He’s gone from fighting himself and his delivery to embracing any help he can get, saying he told the Orioles’ pitching coaches, including Holt and assistant pitching coach Darren Holmes, that he’d do “whatever you think mechanically could help me, whatever you believe needs to be done in order to get me back, because I know it’s in there.”
“Over the years of kind of bouncing around from team to team, it’s been an interesting ride,” Harvey said. “I think the whole thing is not giving up and pushing forward, and definitely keeping my ears open to options and opinions of other people, pitching coaches, trainers, different staff. I’m not saying I didn’t do that before, but now it’s definitely more something that I pay attention to and really keep my ears open to anything that’s going to help me get better and help the team win.”
Manager Brandon Hyde said Harvey was throwing his first bullpen session Sunday and they’ve just had a few conversations so far. But hearing Harvey point to the Orioles’ pitching and analytics infrastructure — which was nonexistent when Hyde and executive vice president and general manager Mike Elias took over before the 2019 season — as a reason to choose to pitch for their club was heartening.
Baltimore Orioles Insider Newsletter
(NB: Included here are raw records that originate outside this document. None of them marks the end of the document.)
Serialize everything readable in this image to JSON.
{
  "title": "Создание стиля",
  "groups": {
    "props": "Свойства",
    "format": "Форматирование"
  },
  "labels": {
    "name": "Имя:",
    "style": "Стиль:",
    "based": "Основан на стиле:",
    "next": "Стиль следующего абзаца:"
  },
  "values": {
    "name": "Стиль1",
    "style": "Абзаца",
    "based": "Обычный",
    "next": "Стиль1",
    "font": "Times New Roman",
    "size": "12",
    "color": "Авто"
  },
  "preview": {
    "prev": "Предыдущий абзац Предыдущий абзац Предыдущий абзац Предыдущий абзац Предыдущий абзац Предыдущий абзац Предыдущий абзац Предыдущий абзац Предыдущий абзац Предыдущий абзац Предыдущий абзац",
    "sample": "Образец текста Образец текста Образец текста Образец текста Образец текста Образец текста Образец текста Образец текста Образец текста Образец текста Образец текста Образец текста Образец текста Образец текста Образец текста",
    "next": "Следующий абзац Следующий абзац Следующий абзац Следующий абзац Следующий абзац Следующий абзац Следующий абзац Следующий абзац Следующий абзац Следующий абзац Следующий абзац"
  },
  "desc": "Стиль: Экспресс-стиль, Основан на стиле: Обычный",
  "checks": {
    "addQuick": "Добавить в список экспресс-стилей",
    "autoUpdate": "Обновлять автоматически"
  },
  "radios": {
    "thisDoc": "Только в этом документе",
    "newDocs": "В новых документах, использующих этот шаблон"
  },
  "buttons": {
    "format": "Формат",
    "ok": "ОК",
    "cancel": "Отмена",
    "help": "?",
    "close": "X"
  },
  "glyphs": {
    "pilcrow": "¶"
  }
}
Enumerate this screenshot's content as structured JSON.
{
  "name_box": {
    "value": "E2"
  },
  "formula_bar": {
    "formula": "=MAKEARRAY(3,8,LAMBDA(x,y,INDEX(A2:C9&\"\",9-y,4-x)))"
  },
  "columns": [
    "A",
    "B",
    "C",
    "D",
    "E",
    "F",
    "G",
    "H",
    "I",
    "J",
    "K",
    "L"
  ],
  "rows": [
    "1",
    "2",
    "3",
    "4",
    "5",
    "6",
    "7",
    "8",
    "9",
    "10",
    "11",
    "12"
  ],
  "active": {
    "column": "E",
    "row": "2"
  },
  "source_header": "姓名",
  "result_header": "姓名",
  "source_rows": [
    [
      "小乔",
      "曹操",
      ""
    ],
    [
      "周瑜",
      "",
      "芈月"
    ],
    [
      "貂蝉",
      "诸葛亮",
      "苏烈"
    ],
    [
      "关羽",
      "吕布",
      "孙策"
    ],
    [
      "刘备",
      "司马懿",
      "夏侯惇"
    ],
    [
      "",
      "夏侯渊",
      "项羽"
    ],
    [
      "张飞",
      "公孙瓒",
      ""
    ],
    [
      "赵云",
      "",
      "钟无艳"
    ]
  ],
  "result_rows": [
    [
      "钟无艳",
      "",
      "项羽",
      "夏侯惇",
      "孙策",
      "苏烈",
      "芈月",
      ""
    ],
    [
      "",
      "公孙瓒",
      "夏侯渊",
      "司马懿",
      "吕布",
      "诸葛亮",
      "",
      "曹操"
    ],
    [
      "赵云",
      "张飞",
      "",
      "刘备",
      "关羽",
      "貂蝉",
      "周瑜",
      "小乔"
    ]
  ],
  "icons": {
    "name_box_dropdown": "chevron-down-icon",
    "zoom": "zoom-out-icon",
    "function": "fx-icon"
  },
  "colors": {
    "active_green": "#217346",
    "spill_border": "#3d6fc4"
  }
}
Want to be an Orioles Insider? The Sun has you covered. Don't miss any Orioles news, notes and info all baseball season and beyond.
“That’s a huge plus,” Hyde said. “I think that our guys have positive track record with pitching, and with getting pitchers better, and you saw what Holty did with our minor league system, how much our minor league system improved, even in that first year.
“Obviously, [assistant general manager Sig Mejdal] bringing over his analytic expertise and a lot of the people that he’s hired that dive into it, he has great info, and we have great people working on our analytics team. I think that’s great to hear that players want to play here and I’m hoping that continues.”
Key dates for the Orioles’ preseason preparations in Sarasota, Florida: